THE BLOG

Even as a Sales Tactic, Purpose Beats Persuasion

01/10/2014 16:12 BST | Updated 01/12/2014 10:59 GMT

It is human nature to want to choose the world we live in. Humans are unique in how much they impact their environment―razing it, digging it, flattening it. It should concern us greatly, then, if the problems future generations will face are going to be well beyond their control.

How can we be smarter about the choices we make now? Surely there's a way we can make these problems easier to deal with for our children? With some corporations growing to become more powerful than governments, is it ridiculous to suggest that they have an expanding role to play in the solution to these problems?

It's time for corporations to step up and start to take responsibility to match their influence. It's certainly a big theme, and corporations such as Sony, Volkswagen and Microsoft all having social responsibility campaigns which are significant in scope and serious in intent - each backed up by millions of dollars annually. (In the case of Microsoft this is an impressive $904 million.)

Money is a good start, but it's also important that we foster a culture in which corporations see these initiatives as essential rather than as add-ons that might improve their image. This is especially true when you consider that corporations exert their power with no legitimacy - being neither elected nor appointed by elected office. The Indian government seems to be ahead of the curve here, and has gone as far as to legally require corporations to spend at least 2% of their net profits on social development annually.

What over-arching philosophy could corporations adopt to this end? What mantra could guide them in working to mitigate the challenges waiting for our children? I've recently returned from giving a TED talk in New York on behalf of Unilever's Dirt is Good brand about some of the challenges our children face in the twenty-first century - Unilever being another company with a public commitment to social responsibility. I have a background in marketing, and I was employed by a marketing department, and the thought struck me hard and clearly: what if more companies focused on purpose rather than persuasion?

If brands refocused their efforts on putting things out into the world that had genuine purpose, rather then merely trying to persuade its market to act in a certain way, would this help to promote the kinds of behaviour we will all need to adopt to solve complex social problems - without damaging their bottom line? I think that it's possible.

The creative agency I founded, Animl, worked with Unilever on the Kids Today Project―an effort to look at the world from a child's point of view to see how childhood is changing in the 21st Century. It comprised six made-for-digital films, in-depth website content and a social media campaign designed to stimulate debate on whether today's children are getting what they need to become happy and successful adults.

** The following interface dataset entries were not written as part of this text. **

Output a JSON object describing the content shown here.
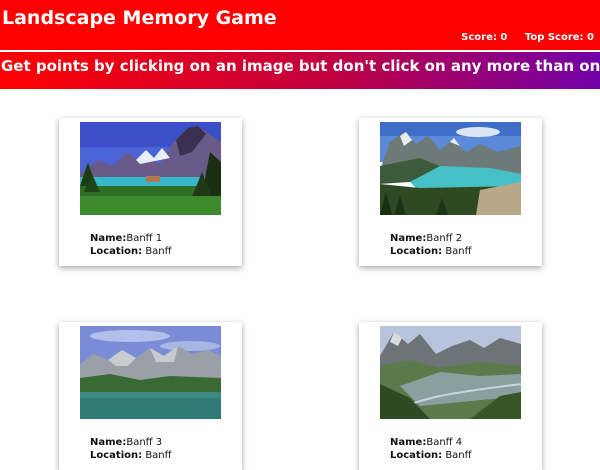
{
  "header": {
    "title": "Landscape Memory Game",
    "score_label": "Score:",
    "score_value": "0",
    "top_score_label": "Top Score:",
    "top_score_value": "0"
  },
  "banner": {
    "instructions": "Get points by clicking on an image but don't click on any more than once!"
  },
  "cards": [
    {
      "name_label": "Name:",
      "name": "Banff 1",
      "location_label": "Location:",
      "location": "Banff",
      "image": "lake-mountain-photo"
    },
    {
      "name_label": "Name:",
      "name": "Banff 2",
      "location_label": "Location:",
      "location": "Banff",
      "image": "turquoise-lake-photo"
    },
    {
      "name_label": "Name:",
      "name": "Banff 3",
      "location_label": "Location:",
      "location": "Banff",
      "image": "mountain-lake-photo"
    },
    {
      "name_label": "Name:",
      "name": "Banff 4",
      "location_label": "Location:",
      "location": "Banff",
      "image": "valley-town-photo"
    }
  ],
  "colors": {
    "navbar": "#ff0000",
    "banner_start": "#ff0000",
    "banner_end": "#7000a8",
    "text_on_header": "#ffffff"
  }
}
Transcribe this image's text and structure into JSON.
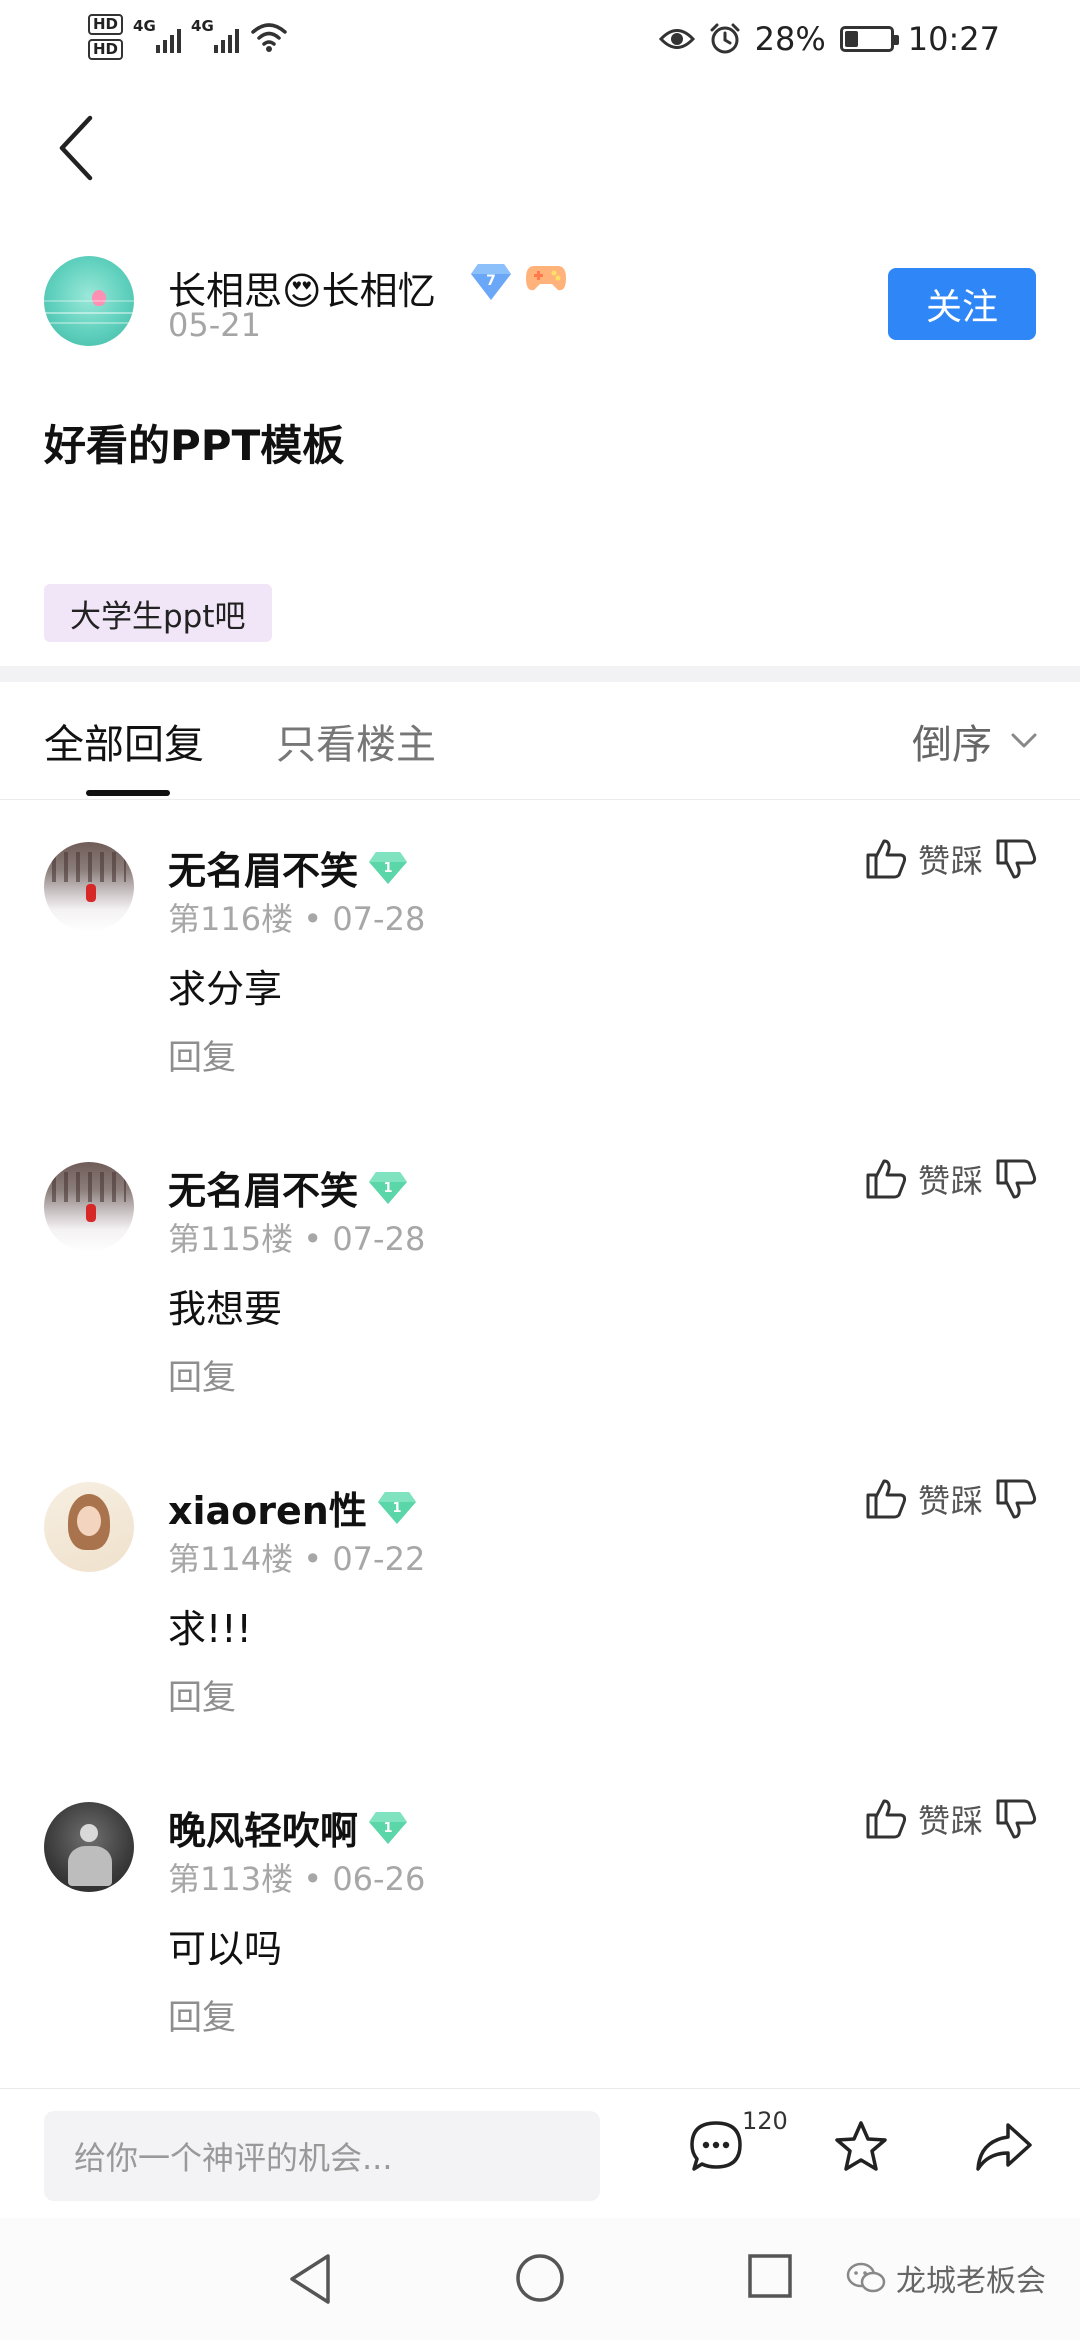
{
  "status_bar": {
    "hd1": "HD",
    "hd2": "HD",
    "net1": "4G",
    "net2": "4G",
    "battery": "28%",
    "time": "10:27"
  },
  "post": {
    "author_name": "长相思😍长相忆",
    "author_level": "7",
    "date": "05-21",
    "follow_label": "关注",
    "title": "好看的PPT模板",
    "forum_tag": "大学生ppt吧"
  },
  "tabs": {
    "all_replies": "全部回复",
    "owner_only": "只看楼主",
    "sort": "倒序"
  },
  "comments": [
    {
      "name": "无名眉不笑",
      "level": "1",
      "floor": "第116楼",
      "date": "07-28",
      "text": "求分享",
      "reply": "回复",
      "vote": "赞踩"
    },
    {
      "name": "无名眉不笑",
      "level": "1",
      "floor": "第115楼",
      "date": "07-28",
      "text": "我想要",
      "reply": "回复",
      "vote": "赞踩"
    },
    {
      "name": "xiaoren性",
      "level": "1",
      "floor": "第114楼",
      "date": "07-22",
      "text": "求!!!",
      "reply": "回复",
      "vote": "赞踩"
    },
    {
      "name": "晚风轻吹啊",
      "level": "1",
      "floor": "第113楼",
      "date": "06-26",
      "text": "可以吗",
      "reply": "回复",
      "vote": "赞踩"
    }
  ],
  "bottom_bar": {
    "input_placeholder": "给你一个神评的机会...",
    "comment_count": "120"
  },
  "watermark": "龙城老板会",
  "colors": {
    "accent_blue": "#2f86f6",
    "level_green": "#5bd6a8",
    "level_blue": "#6aa8f7",
    "tag_bg": "#f1e6f7"
  },
  "icons": [
    "back-arrow-icon",
    "thumb-up-icon",
    "thumb-down-icon",
    "chat-icon",
    "star-icon",
    "share-icon",
    "wechat-icon"
  ]
}
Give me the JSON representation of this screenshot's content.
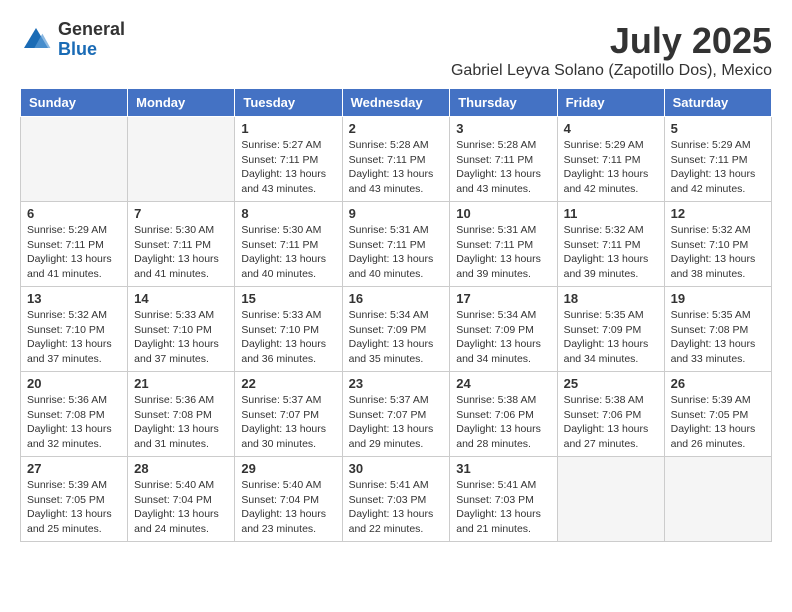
{
  "logo": {
    "general": "General",
    "blue": "Blue"
  },
  "title": "July 2025",
  "subtitle": "Gabriel Leyva Solano (Zapotillo Dos), Mexico",
  "days_of_week": [
    "Sunday",
    "Monday",
    "Tuesday",
    "Wednesday",
    "Thursday",
    "Friday",
    "Saturday"
  ],
  "weeks": [
    [
      {
        "day": "",
        "info": ""
      },
      {
        "day": "",
        "info": ""
      },
      {
        "day": "1",
        "sunrise": "5:27 AM",
        "sunset": "7:11 PM",
        "daylight": "13 hours and 43 minutes."
      },
      {
        "day": "2",
        "sunrise": "5:28 AM",
        "sunset": "7:11 PM",
        "daylight": "13 hours and 43 minutes."
      },
      {
        "day": "3",
        "sunrise": "5:28 AM",
        "sunset": "7:11 PM",
        "daylight": "13 hours and 43 minutes."
      },
      {
        "day": "4",
        "sunrise": "5:29 AM",
        "sunset": "7:11 PM",
        "daylight": "13 hours and 42 minutes."
      },
      {
        "day": "5",
        "sunrise": "5:29 AM",
        "sunset": "7:11 PM",
        "daylight": "13 hours and 42 minutes."
      }
    ],
    [
      {
        "day": "6",
        "sunrise": "5:29 AM",
        "sunset": "7:11 PM",
        "daylight": "13 hours and 41 minutes."
      },
      {
        "day": "7",
        "sunrise": "5:30 AM",
        "sunset": "7:11 PM",
        "daylight": "13 hours and 41 minutes."
      },
      {
        "day": "8",
        "sunrise": "5:30 AM",
        "sunset": "7:11 PM",
        "daylight": "13 hours and 40 minutes."
      },
      {
        "day": "9",
        "sunrise": "5:31 AM",
        "sunset": "7:11 PM",
        "daylight": "13 hours and 40 minutes."
      },
      {
        "day": "10",
        "sunrise": "5:31 AM",
        "sunset": "7:11 PM",
        "daylight": "13 hours and 39 minutes."
      },
      {
        "day": "11",
        "sunrise": "5:32 AM",
        "sunset": "7:11 PM",
        "daylight": "13 hours and 39 minutes."
      },
      {
        "day": "12",
        "sunrise": "5:32 AM",
        "sunset": "7:10 PM",
        "daylight": "13 hours and 38 minutes."
      }
    ],
    [
      {
        "day": "13",
        "sunrise": "5:32 AM",
        "sunset": "7:10 PM",
        "daylight": "13 hours and 37 minutes."
      },
      {
        "day": "14",
        "sunrise": "5:33 AM",
        "sunset": "7:10 PM",
        "daylight": "13 hours and 37 minutes."
      },
      {
        "day": "15",
        "sunrise": "5:33 AM",
        "sunset": "7:10 PM",
        "daylight": "13 hours and 36 minutes."
      },
      {
        "day": "16",
        "sunrise": "5:34 AM",
        "sunset": "7:09 PM",
        "daylight": "13 hours and 35 minutes."
      },
      {
        "day": "17",
        "sunrise": "5:34 AM",
        "sunset": "7:09 PM",
        "daylight": "13 hours and 34 minutes."
      },
      {
        "day": "18",
        "sunrise": "5:35 AM",
        "sunset": "7:09 PM",
        "daylight": "13 hours and 34 minutes."
      },
      {
        "day": "19",
        "sunrise": "5:35 AM",
        "sunset": "7:08 PM",
        "daylight": "13 hours and 33 minutes."
      }
    ],
    [
      {
        "day": "20",
        "sunrise": "5:36 AM",
        "sunset": "7:08 PM",
        "daylight": "13 hours and 32 minutes."
      },
      {
        "day": "21",
        "sunrise": "5:36 AM",
        "sunset": "7:08 PM",
        "daylight": "13 hours and 31 minutes."
      },
      {
        "day": "22",
        "sunrise": "5:37 AM",
        "sunset": "7:07 PM",
        "daylight": "13 hours and 30 minutes."
      },
      {
        "day": "23",
        "sunrise": "5:37 AM",
        "sunset": "7:07 PM",
        "daylight": "13 hours and 29 minutes."
      },
      {
        "day": "24",
        "sunrise": "5:38 AM",
        "sunset": "7:06 PM",
        "daylight": "13 hours and 28 minutes."
      },
      {
        "day": "25",
        "sunrise": "5:38 AM",
        "sunset": "7:06 PM",
        "daylight": "13 hours and 27 minutes."
      },
      {
        "day": "26",
        "sunrise": "5:39 AM",
        "sunset": "7:05 PM",
        "daylight": "13 hours and 26 minutes."
      }
    ],
    [
      {
        "day": "27",
        "sunrise": "5:39 AM",
        "sunset": "7:05 PM",
        "daylight": "13 hours and 25 minutes."
      },
      {
        "day": "28",
        "sunrise": "5:40 AM",
        "sunset": "7:04 PM",
        "daylight": "13 hours and 24 minutes."
      },
      {
        "day": "29",
        "sunrise": "5:40 AM",
        "sunset": "7:04 PM",
        "daylight": "13 hours and 23 minutes."
      },
      {
        "day": "30",
        "sunrise": "5:41 AM",
        "sunset": "7:03 PM",
        "daylight": "13 hours and 22 minutes."
      },
      {
        "day": "31",
        "sunrise": "5:41 AM",
        "sunset": "7:03 PM",
        "daylight": "13 hours and 21 minutes."
      },
      {
        "day": "",
        "info": ""
      },
      {
        "day": "",
        "info": ""
      }
    ]
  ]
}
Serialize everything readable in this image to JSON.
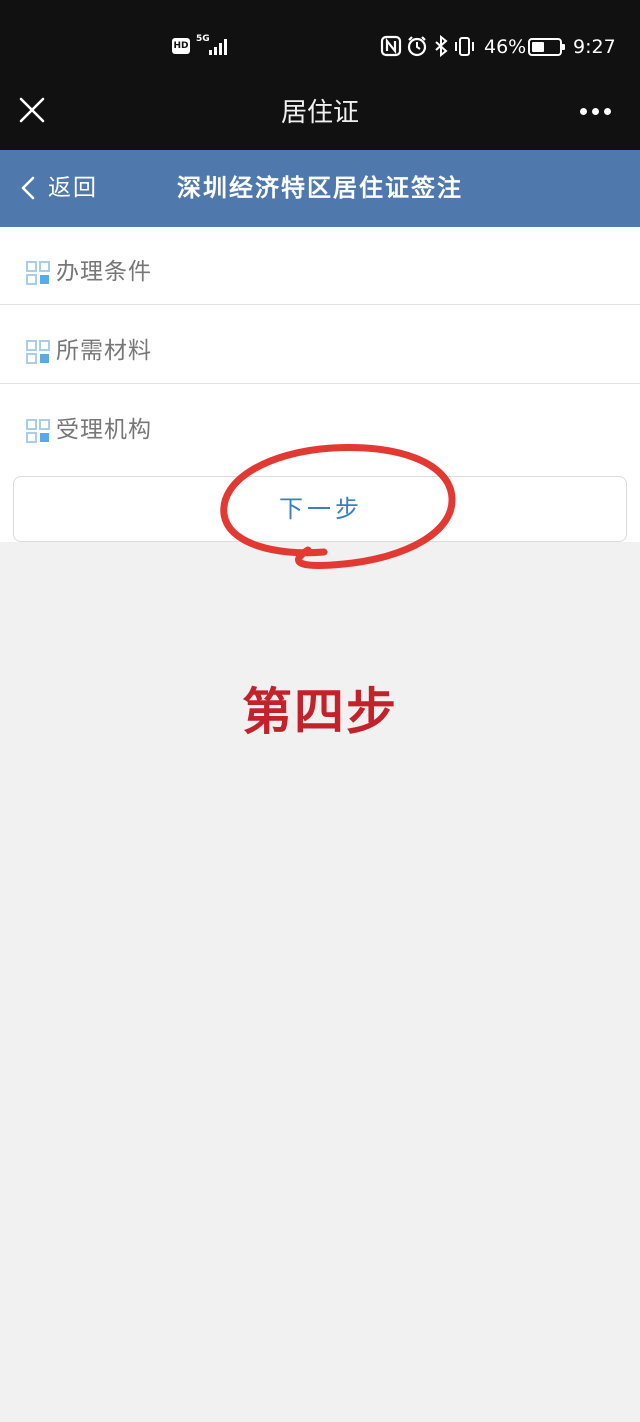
{
  "status_bar": {
    "hd_badge": "HD",
    "network": "5G",
    "battery_percent": "46%",
    "battery_level": 0.46,
    "time": "9:27",
    "icons": [
      "signal-icon",
      "nfc-icon",
      "alarm-icon",
      "bluetooth-icon",
      "vibrate-icon",
      "battery-icon"
    ]
  },
  "title_bar": {
    "title": "居住证",
    "close_icon": "close-icon",
    "more_icon": "more-icon"
  },
  "header": {
    "back_label": "返回",
    "title": "深圳经济特区居住证签注",
    "color": "#4f79ad"
  },
  "menu": {
    "items": [
      {
        "label": "办理条件",
        "icon": "grid-icon"
      },
      {
        "label": "所需材料",
        "icon": "grid-icon"
      },
      {
        "label": "受理机构",
        "icon": "grid-icon"
      }
    ],
    "icon_colors": [
      "#a9cdea",
      "#5aa9e6"
    ]
  },
  "next_button": {
    "label": "下一步",
    "color": "#3a7fc1"
  },
  "annotation": {
    "text": "第四步",
    "color": "#c4222a",
    "circle_color": "#e23a33"
  }
}
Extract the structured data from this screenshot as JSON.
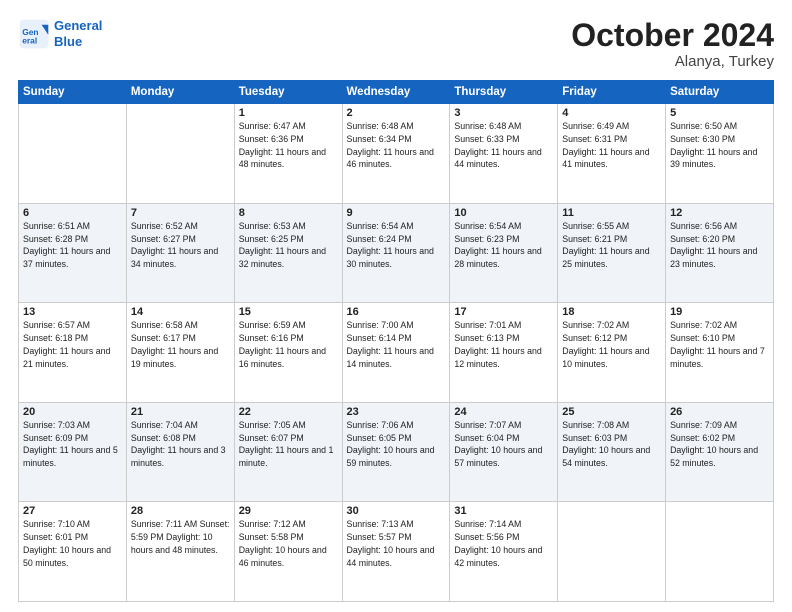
{
  "logo": {
    "line1": "General",
    "line2": "Blue"
  },
  "header": {
    "month": "October 2024",
    "location": "Alanya, Turkey"
  },
  "weekdays": [
    "Sunday",
    "Monday",
    "Tuesday",
    "Wednesday",
    "Thursday",
    "Friday",
    "Saturday"
  ],
  "weeks": [
    [
      {
        "day": "",
        "info": ""
      },
      {
        "day": "",
        "info": ""
      },
      {
        "day": "1",
        "info": "Sunrise: 6:47 AM\nSunset: 6:36 PM\nDaylight: 11 hours and 48 minutes."
      },
      {
        "day": "2",
        "info": "Sunrise: 6:48 AM\nSunset: 6:34 PM\nDaylight: 11 hours and 46 minutes."
      },
      {
        "day": "3",
        "info": "Sunrise: 6:48 AM\nSunset: 6:33 PM\nDaylight: 11 hours and 44 minutes."
      },
      {
        "day": "4",
        "info": "Sunrise: 6:49 AM\nSunset: 6:31 PM\nDaylight: 11 hours and 41 minutes."
      },
      {
        "day": "5",
        "info": "Sunrise: 6:50 AM\nSunset: 6:30 PM\nDaylight: 11 hours and 39 minutes."
      }
    ],
    [
      {
        "day": "6",
        "info": "Sunrise: 6:51 AM\nSunset: 6:28 PM\nDaylight: 11 hours and 37 minutes."
      },
      {
        "day": "7",
        "info": "Sunrise: 6:52 AM\nSunset: 6:27 PM\nDaylight: 11 hours and 34 minutes."
      },
      {
        "day": "8",
        "info": "Sunrise: 6:53 AM\nSunset: 6:25 PM\nDaylight: 11 hours and 32 minutes."
      },
      {
        "day": "9",
        "info": "Sunrise: 6:54 AM\nSunset: 6:24 PM\nDaylight: 11 hours and 30 minutes."
      },
      {
        "day": "10",
        "info": "Sunrise: 6:54 AM\nSunset: 6:23 PM\nDaylight: 11 hours and 28 minutes."
      },
      {
        "day": "11",
        "info": "Sunrise: 6:55 AM\nSunset: 6:21 PM\nDaylight: 11 hours and 25 minutes."
      },
      {
        "day": "12",
        "info": "Sunrise: 6:56 AM\nSunset: 6:20 PM\nDaylight: 11 hours and 23 minutes."
      }
    ],
    [
      {
        "day": "13",
        "info": "Sunrise: 6:57 AM\nSunset: 6:18 PM\nDaylight: 11 hours and 21 minutes."
      },
      {
        "day": "14",
        "info": "Sunrise: 6:58 AM\nSunset: 6:17 PM\nDaylight: 11 hours and 19 minutes."
      },
      {
        "day": "15",
        "info": "Sunrise: 6:59 AM\nSunset: 6:16 PM\nDaylight: 11 hours and 16 minutes."
      },
      {
        "day": "16",
        "info": "Sunrise: 7:00 AM\nSunset: 6:14 PM\nDaylight: 11 hours and 14 minutes."
      },
      {
        "day": "17",
        "info": "Sunrise: 7:01 AM\nSunset: 6:13 PM\nDaylight: 11 hours and 12 minutes."
      },
      {
        "day": "18",
        "info": "Sunrise: 7:02 AM\nSunset: 6:12 PM\nDaylight: 11 hours and 10 minutes."
      },
      {
        "day": "19",
        "info": "Sunrise: 7:02 AM\nSunset: 6:10 PM\nDaylight: 11 hours and 7 minutes."
      }
    ],
    [
      {
        "day": "20",
        "info": "Sunrise: 7:03 AM\nSunset: 6:09 PM\nDaylight: 11 hours and 5 minutes."
      },
      {
        "day": "21",
        "info": "Sunrise: 7:04 AM\nSunset: 6:08 PM\nDaylight: 11 hours and 3 minutes."
      },
      {
        "day": "22",
        "info": "Sunrise: 7:05 AM\nSunset: 6:07 PM\nDaylight: 11 hours and 1 minute."
      },
      {
        "day": "23",
        "info": "Sunrise: 7:06 AM\nSunset: 6:05 PM\nDaylight: 10 hours and 59 minutes."
      },
      {
        "day": "24",
        "info": "Sunrise: 7:07 AM\nSunset: 6:04 PM\nDaylight: 10 hours and 57 minutes."
      },
      {
        "day": "25",
        "info": "Sunrise: 7:08 AM\nSunset: 6:03 PM\nDaylight: 10 hours and 54 minutes."
      },
      {
        "day": "26",
        "info": "Sunrise: 7:09 AM\nSunset: 6:02 PM\nDaylight: 10 hours and 52 minutes."
      }
    ],
    [
      {
        "day": "27",
        "info": "Sunrise: 7:10 AM\nSunset: 6:01 PM\nDaylight: 10 hours and 50 minutes."
      },
      {
        "day": "28",
        "info": "Sunrise: 7:11 AM\nSunset: 5:59 PM\nDaylight: 10 hours and 48 minutes."
      },
      {
        "day": "29",
        "info": "Sunrise: 7:12 AM\nSunset: 5:58 PM\nDaylight: 10 hours and 46 minutes."
      },
      {
        "day": "30",
        "info": "Sunrise: 7:13 AM\nSunset: 5:57 PM\nDaylight: 10 hours and 44 minutes."
      },
      {
        "day": "31",
        "info": "Sunrise: 7:14 AM\nSunset: 5:56 PM\nDaylight: 10 hours and 42 minutes."
      },
      {
        "day": "",
        "info": ""
      },
      {
        "day": "",
        "info": ""
      }
    ]
  ]
}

Unilever didn't simply try to convince mothers of the superiority of their product but instead took the time to engage on issues that are of importance to them. The social media campaign was a particular success. With the brand holding a dialogue with mums on a topic of mutual concern, genuine progress was seen and insights made on both sides. It goes to show that people are more than willing to listen to brands so long as brands are willing to talk about something that they value.

And what's more I've been amazed by the 'bottom line' results. With brand metrics for the project overwhelmingly positive, it's a good indication that a brand emphasizing purpose in its campaigning isn't just a good thing to do - it works as a sales tactic as well.

Companies have for some time now considered corporate social responsibility as an essential part of their operation, if only because the public demands it, and this kind of broad consensus is a good thing. But I want corporate responsibility to evolve even further. Being socially responsibly shouldn't be thought of as an obligation, or a means to an end. It should be seen as an essential component of success, and the core of any successful brand.

If companies put more emphasis on putting good things out into the world, working hard to cultivate a philosophy of social purpose over superficial persuasion, then not only will it improve their bottom line, it could also help improve our children's chances of dealing with the problems they're going to face in the future.